**PROBLEM REQUIREMENTS**
Scan the entries below for the word "трубы". Copy each line that has it.

**EXTRACTED MATERIAL**
::::::::::

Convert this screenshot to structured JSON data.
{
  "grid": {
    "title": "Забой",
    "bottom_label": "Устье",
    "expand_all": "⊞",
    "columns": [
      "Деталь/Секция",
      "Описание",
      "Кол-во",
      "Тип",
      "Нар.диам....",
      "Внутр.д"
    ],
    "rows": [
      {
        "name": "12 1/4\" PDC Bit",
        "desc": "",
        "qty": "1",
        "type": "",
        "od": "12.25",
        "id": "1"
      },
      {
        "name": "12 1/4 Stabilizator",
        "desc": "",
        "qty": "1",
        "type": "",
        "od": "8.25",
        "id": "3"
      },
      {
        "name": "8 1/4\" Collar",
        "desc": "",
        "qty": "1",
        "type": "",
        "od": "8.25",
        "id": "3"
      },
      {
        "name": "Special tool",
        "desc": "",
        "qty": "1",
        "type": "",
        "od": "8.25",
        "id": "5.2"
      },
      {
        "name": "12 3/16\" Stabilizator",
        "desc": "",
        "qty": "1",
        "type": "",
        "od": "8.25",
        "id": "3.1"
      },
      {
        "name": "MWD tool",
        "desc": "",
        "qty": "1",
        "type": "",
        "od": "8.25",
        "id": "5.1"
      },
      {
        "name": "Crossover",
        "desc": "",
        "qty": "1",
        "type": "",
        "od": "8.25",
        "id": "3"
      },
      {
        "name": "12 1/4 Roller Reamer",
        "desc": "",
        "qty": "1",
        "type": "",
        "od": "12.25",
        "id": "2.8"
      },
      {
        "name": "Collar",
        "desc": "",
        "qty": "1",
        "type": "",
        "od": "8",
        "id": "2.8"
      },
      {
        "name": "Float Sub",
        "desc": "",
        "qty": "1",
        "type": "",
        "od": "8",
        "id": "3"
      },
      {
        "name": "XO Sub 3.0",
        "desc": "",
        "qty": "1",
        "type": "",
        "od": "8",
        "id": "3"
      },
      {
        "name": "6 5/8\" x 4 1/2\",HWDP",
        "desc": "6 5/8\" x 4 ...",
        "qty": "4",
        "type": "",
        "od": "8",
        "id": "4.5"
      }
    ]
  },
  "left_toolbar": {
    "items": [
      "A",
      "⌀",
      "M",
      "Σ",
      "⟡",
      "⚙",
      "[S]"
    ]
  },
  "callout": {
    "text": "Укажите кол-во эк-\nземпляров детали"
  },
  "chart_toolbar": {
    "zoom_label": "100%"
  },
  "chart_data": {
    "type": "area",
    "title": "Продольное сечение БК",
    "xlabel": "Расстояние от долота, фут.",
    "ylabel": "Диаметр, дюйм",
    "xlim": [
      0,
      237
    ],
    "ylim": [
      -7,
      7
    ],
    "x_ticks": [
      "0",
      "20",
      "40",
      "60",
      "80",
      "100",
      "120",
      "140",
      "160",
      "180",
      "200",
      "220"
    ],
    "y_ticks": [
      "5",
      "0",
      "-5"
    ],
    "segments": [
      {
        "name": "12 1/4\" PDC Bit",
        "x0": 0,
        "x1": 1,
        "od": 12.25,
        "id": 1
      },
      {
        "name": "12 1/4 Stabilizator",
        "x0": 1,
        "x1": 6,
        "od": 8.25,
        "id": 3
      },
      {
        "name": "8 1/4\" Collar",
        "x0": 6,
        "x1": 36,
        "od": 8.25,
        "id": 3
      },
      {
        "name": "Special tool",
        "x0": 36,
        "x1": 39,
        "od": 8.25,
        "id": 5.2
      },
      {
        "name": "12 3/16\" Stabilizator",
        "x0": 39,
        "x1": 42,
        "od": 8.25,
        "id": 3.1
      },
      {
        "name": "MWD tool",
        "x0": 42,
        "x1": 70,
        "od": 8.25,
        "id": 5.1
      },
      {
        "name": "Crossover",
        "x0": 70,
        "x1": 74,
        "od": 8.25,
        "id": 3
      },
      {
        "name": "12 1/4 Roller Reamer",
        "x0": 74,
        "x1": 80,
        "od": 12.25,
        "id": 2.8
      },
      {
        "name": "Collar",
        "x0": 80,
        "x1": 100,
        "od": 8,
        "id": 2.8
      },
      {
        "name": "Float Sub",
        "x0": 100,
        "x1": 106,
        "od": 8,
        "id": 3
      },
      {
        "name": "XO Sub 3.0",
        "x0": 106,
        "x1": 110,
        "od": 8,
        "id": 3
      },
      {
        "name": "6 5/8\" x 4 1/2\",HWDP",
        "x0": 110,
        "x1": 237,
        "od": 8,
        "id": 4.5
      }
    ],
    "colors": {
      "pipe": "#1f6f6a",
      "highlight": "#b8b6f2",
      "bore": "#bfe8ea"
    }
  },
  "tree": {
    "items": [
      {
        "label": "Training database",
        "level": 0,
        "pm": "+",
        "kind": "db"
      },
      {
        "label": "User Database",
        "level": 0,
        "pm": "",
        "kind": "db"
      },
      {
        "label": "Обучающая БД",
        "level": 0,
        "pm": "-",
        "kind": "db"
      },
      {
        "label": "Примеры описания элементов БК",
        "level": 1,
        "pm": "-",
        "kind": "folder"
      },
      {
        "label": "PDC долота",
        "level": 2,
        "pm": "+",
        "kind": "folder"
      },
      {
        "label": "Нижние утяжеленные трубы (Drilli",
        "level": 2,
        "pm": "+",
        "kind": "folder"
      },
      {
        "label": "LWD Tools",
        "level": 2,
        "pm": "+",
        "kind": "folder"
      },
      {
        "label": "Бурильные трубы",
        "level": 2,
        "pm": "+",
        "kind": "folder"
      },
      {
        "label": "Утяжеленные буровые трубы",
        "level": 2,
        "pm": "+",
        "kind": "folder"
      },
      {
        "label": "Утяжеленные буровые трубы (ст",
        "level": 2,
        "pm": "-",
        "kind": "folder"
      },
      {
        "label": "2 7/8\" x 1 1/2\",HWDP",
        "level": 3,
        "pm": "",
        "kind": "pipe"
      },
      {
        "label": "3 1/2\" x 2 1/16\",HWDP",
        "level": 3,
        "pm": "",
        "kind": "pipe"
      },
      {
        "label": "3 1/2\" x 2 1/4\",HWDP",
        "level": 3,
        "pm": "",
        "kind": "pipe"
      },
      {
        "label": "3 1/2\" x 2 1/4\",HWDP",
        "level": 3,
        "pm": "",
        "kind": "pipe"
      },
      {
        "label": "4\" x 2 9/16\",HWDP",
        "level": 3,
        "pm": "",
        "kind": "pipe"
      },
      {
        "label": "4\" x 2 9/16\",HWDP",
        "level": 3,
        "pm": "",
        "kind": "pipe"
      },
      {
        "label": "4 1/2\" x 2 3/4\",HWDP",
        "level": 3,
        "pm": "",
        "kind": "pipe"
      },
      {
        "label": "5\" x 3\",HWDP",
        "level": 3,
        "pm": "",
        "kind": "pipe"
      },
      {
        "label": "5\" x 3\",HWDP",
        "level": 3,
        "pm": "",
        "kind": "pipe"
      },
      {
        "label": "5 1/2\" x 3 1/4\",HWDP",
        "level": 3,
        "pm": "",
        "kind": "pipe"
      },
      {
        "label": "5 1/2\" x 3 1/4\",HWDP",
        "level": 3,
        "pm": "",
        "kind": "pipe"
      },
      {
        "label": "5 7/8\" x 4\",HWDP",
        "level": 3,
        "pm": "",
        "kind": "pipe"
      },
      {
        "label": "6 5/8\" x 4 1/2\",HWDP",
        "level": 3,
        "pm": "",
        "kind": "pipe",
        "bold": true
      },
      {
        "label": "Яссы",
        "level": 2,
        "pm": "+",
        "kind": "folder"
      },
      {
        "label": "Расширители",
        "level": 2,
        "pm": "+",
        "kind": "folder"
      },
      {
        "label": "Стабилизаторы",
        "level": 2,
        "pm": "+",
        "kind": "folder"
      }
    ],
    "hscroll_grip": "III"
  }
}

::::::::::

**REPLY**
        "label": "Нижние утяжеленные трубы (Drilli",
        "label": "Бурильные трубы",
        "label": "Утяжеленные буровые трубы",
        "label": "Утяжеленные буровые трубы (ст",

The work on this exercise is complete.